>>>>>
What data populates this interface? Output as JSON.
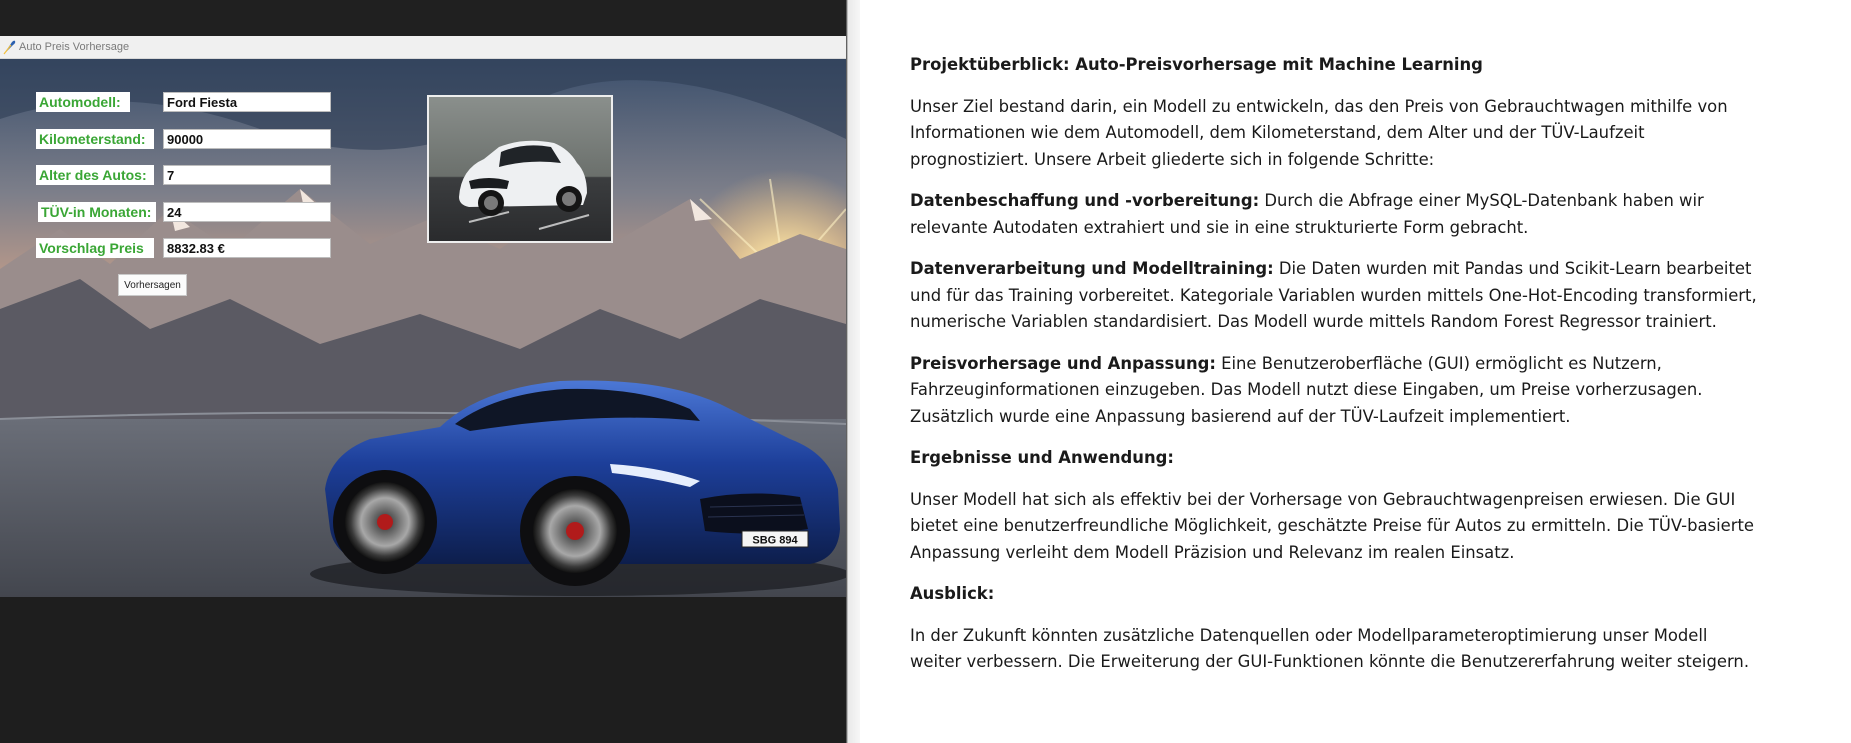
{
  "app": {
    "window_title": "Auto Preis Vorhersage",
    "form": {
      "model_label": "Automodell:",
      "model_value": "Ford Fiesta",
      "mileage_label": "Kilometerstand:",
      "mileage_value": "90000",
      "age_label": "Alter des Autos:",
      "age_value": "7",
      "tuev_label": "TÜV-in Monaten:",
      "tuev_value": "24",
      "price_label": "Vorschlag Preis",
      "price_value": "8832.83 €",
      "predict_button": "Vorhersagen"
    },
    "license_plate": "SBG 894",
    "colors": {
      "label_green": "#3aa635",
      "car_blue": "#1d3f9a"
    }
  },
  "document": {
    "heading": "Projektüberblick: Auto-Preisvorhersage mit Machine Learning",
    "intro": "Unser Ziel bestand darin, ein Modell zu entwickeln, das den Preis von Gebrauchtwagen mithilfe von Informationen wie dem Automodell, dem Kilometerstand, dem Alter und der TÜV-Laufzeit prognostiziert. Unsere Arbeit gliederte sich in folgende Schritte:",
    "step1_title": "Datenbeschaffung und -vorbereitung:",
    "step1_text": " Durch die Abfrage einer MySQL-Datenbank haben wir relevante Autodaten extrahiert und sie in eine strukturierte Form gebracht.",
    "step2_title": "Datenverarbeitung und Modelltraining:",
    "step2_text": " Die Daten wurden mit Pandas und Scikit-Learn bearbeitet und für das Training vorbereitet. Kategoriale Variablen wurden mittels One-Hot-Encoding transformiert, numerische Variablen standardisiert. Das Modell wurde mittels Random Forest Regressor trainiert.",
    "step3_title": "Preisvorhersage und Anpassung:",
    "step3_text": " Eine Benutzeroberfläche (GUI) ermöglicht es Nutzern, Fahrzeuginformationen einzugeben. Das Modell nutzt diese Eingaben, um Preise vorherzusagen. Zusätzlich wurde eine Anpassung basierend auf der TÜV-Laufzeit implementiert.",
    "results_heading": "Ergebnisse und Anwendung:",
    "results_text": "Unser Modell hat sich als effektiv bei der Vorhersage von Gebrauchtwagenpreisen erwiesen. Die GUI bietet eine benutzerfreundliche Möglichkeit, geschätzte Preise für Autos zu ermitteln. Die TÜV-basierte Anpassung verleiht dem Modell Präzision und Relevanz im realen Einsatz.",
    "outlook_heading": "Ausblick:",
    "outlook_text": "In der Zukunft könnten zusätzliche Datenquellen oder Modellparameteroptimierung unser Modell weiter verbessern. Die Erweiterung der GUI-Funktionen könnte die Benutzererfahrung weiter steigern."
  }
}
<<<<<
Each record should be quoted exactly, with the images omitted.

What data populates this interface? Output as JSON.
{
  "app": {
    "window_title": "Auto Preis Vorhersage",
    "form": {
      "model_label": "Automodell:",
      "model_value": "Ford Fiesta",
      "mileage_label": "Kilometerstand:",
      "mileage_value": "90000",
      "age_label": "Alter des Autos:",
      "age_value": "7",
      "tuev_label": "TÜV-in Monaten:",
      "tuev_value": "24",
      "price_label": "Vorschlag Preis",
      "price_value": "8832.83 €",
      "predict_button": "Vorhersagen"
    },
    "license_plate": "SBG 894",
    "colors": {
      "label_green": "#3aa635",
      "car_blue": "#1d3f9a"
    }
  },
  "document": {
    "heading": "Projektüberblick: Auto-Preisvorhersage mit Machine Learning",
    "intro": "Unser Ziel bestand darin, ein Modell zu entwickeln, das den Preis von Gebrauchtwagen mithilfe von Informationen wie dem Automodell, dem Kilometerstand, dem Alter und der TÜV-Laufzeit prognostiziert. Unsere Arbeit gliederte sich in folgende Schritte:",
    "step1_title": "Datenbeschaffung und -vorbereitung:",
    "step1_text": " Durch die Abfrage einer MySQL-Datenbank haben wir relevante Autodaten extrahiert und sie in eine strukturierte Form gebracht.",
    "step2_title": "Datenverarbeitung und Modelltraining:",
    "step2_text": " Die Daten wurden mit Pandas und Scikit-Learn bearbeitet und für das Training vorbereitet. Kategoriale Variablen wurden mittels One-Hot-Encoding transformiert, numerische Variablen standardisiert. Das Modell wurde mittels Random Forest Regressor trainiert.",
    "step3_title": "Preisvorhersage und Anpassung:",
    "step3_text": " Eine Benutzeroberfläche (GUI) ermöglicht es Nutzern, Fahrzeuginformationen einzugeben. Das Modell nutzt diese Eingaben, um Preise vorherzusagen. Zusätzlich wurde eine Anpassung basierend auf der TÜV-Laufzeit implementiert.",
    "results_heading": "Ergebnisse und Anwendung:",
    "results_text": "Unser Modell hat sich als effektiv bei der Vorhersage von Gebrauchtwagenpreisen erwiesen. Die GUI bietet eine benutzerfreundliche Möglichkeit, geschätzte Preise für Autos zu ermitteln. Die TÜV-basierte Anpassung verleiht dem Modell Präzision und Relevanz im realen Einsatz.",
    "outlook_heading": "Ausblick:",
    "outlook_text": "In der Zukunft könnten zusätzliche Datenquellen oder Modellparameteroptimierung unser Modell weiter verbessern. Die Erweiterung der GUI-Funktionen könnte die Benutzererfahrung weiter steigern."
  }
}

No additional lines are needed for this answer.